— PROBLEM —
In the entries below, find the string "icon" and return each line holding it.

Records from a collection
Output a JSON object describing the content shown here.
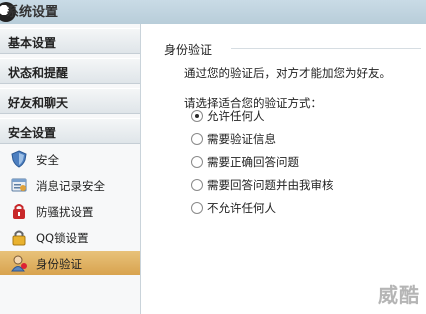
{
  "window": {
    "title": "系统设置"
  },
  "sidebar": {
    "categories": [
      {
        "label": "基本设置"
      },
      {
        "label": "状态和提醒"
      },
      {
        "label": "好友和聊天"
      },
      {
        "label": "安全设置"
      }
    ],
    "items": [
      {
        "label": "安全",
        "icon": "shield-icon"
      },
      {
        "label": "消息记录安全",
        "icon": "message-log-icon"
      },
      {
        "label": "防骚扰设置",
        "icon": "anti-harass-icon"
      },
      {
        "label": "QQ锁设置",
        "icon": "lock-icon"
      },
      {
        "label": "身份验证",
        "icon": "user-verify-icon",
        "selected": true
      }
    ]
  },
  "main": {
    "section_title": "身份验证",
    "description": "通过您的验证后，对方才能加您为好友。",
    "prompt": "请选择适合您的验证方式：",
    "options": [
      {
        "label": "允许任何人",
        "selected": true
      },
      {
        "label": "需要验证信息",
        "selected": false
      },
      {
        "label": "需要正确回答问题",
        "selected": false
      },
      {
        "label": "需要回答问题并由我审核",
        "selected": false
      },
      {
        "label": "不允许任何人",
        "selected": false
      }
    ]
  },
  "watermark": "威酷",
  "colors": {
    "selected_bg": "#d8a34f",
    "titlebar": "#b8cdd9"
  }
}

— EXERCISE SOLUTION —
        "icon": "shield-icon"
        "icon": "message-log-icon"
        "icon": "anti-harass-icon"
        "icon": "lock-icon"
        "icon": "user-verify-icon",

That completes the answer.